In the July 2015 budget statement, George Osborne announced a new higher minimum wage of £7.20 per hour from April 2016 rising to £9 per hour by year 2020.
While this is a significant boost to millions of workers the Institute of Fiscal Studies has pointed out that the £4 billion added income is outweighed by the £12 billion cuts to welfare. They estimate that 13 million families losing an average of £260 a year. Around 3 million people will lose around £1,000 a year because of less generous tax credits .
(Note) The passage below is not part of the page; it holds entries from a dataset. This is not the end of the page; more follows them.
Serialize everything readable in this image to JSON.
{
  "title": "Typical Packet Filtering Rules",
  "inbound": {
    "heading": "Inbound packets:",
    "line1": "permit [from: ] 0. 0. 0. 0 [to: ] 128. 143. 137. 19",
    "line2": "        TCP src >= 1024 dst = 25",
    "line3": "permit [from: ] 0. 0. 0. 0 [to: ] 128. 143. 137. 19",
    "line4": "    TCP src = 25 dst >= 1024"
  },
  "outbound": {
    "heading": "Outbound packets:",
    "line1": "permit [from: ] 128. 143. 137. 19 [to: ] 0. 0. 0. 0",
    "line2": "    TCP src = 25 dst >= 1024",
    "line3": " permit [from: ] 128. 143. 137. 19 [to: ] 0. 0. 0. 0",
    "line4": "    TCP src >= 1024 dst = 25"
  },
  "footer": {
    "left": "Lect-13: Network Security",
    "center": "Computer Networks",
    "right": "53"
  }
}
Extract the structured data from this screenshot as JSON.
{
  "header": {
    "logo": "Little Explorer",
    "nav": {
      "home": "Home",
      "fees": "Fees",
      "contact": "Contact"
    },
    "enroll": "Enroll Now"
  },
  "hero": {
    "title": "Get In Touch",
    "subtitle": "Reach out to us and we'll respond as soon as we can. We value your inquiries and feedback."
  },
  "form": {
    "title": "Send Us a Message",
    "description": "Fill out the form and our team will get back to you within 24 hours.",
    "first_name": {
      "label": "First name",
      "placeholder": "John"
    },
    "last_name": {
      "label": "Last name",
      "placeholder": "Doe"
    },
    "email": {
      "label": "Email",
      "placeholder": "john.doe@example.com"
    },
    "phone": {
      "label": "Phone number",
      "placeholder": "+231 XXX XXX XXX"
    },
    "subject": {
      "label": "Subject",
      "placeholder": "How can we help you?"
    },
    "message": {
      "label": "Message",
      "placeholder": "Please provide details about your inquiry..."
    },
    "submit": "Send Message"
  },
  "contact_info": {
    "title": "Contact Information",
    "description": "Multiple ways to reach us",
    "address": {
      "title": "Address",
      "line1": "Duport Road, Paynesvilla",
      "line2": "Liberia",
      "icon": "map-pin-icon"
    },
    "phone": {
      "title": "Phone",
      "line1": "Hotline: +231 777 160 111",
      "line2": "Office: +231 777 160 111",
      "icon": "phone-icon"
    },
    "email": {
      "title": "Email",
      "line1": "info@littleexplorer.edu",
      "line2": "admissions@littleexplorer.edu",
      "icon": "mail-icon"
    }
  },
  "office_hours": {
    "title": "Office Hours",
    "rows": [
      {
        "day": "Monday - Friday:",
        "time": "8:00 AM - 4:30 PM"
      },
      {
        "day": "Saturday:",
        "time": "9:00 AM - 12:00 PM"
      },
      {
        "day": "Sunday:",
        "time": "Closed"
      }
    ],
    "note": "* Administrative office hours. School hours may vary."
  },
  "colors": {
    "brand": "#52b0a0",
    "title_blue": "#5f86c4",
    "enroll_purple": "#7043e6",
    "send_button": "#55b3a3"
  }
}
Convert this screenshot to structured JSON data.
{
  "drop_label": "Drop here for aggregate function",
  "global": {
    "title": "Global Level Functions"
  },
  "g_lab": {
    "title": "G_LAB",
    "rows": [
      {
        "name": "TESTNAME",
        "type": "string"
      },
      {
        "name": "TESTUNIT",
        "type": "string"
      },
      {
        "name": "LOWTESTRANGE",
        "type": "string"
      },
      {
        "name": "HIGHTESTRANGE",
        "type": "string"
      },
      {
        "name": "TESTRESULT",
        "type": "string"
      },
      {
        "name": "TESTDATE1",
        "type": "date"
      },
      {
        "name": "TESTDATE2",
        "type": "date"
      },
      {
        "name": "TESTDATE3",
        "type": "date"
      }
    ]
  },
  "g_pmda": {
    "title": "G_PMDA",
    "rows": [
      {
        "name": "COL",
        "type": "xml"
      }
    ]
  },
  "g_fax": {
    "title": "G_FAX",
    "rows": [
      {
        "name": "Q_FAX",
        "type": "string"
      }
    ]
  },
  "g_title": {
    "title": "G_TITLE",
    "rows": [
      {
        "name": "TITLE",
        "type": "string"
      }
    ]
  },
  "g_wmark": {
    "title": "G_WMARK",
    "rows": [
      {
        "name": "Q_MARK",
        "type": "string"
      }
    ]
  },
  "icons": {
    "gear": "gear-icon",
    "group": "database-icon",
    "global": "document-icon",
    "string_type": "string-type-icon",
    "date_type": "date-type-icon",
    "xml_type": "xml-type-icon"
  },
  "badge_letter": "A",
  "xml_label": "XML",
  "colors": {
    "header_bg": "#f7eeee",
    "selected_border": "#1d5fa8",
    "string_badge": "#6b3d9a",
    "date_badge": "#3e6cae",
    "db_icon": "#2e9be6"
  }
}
A further point of concern is the chancellor’s deliberate political sleight of hand in badging the proposed higher minimum wage as a ‘Living wage’. A Living wage is quite different: the Living Wage is set meticulously every year and is based on the actual cost of living, not what the market will bear. It reflects public perceptions of the income needed for a range of family types to reach a minimum acceptable standard of living. This calculation is completely unencumbered by concerns over the state of the economy or its impact on jobs. At present, it is £9.15 in London, £7.85 everywhere else – significantly higher than George Osborne’s proposed higher minimum wage. Crucially the actual Living Wage based on the cost of living takes account of existing in-work support such as tax credits: without this, for instance, the London rate would soar to £11.65 .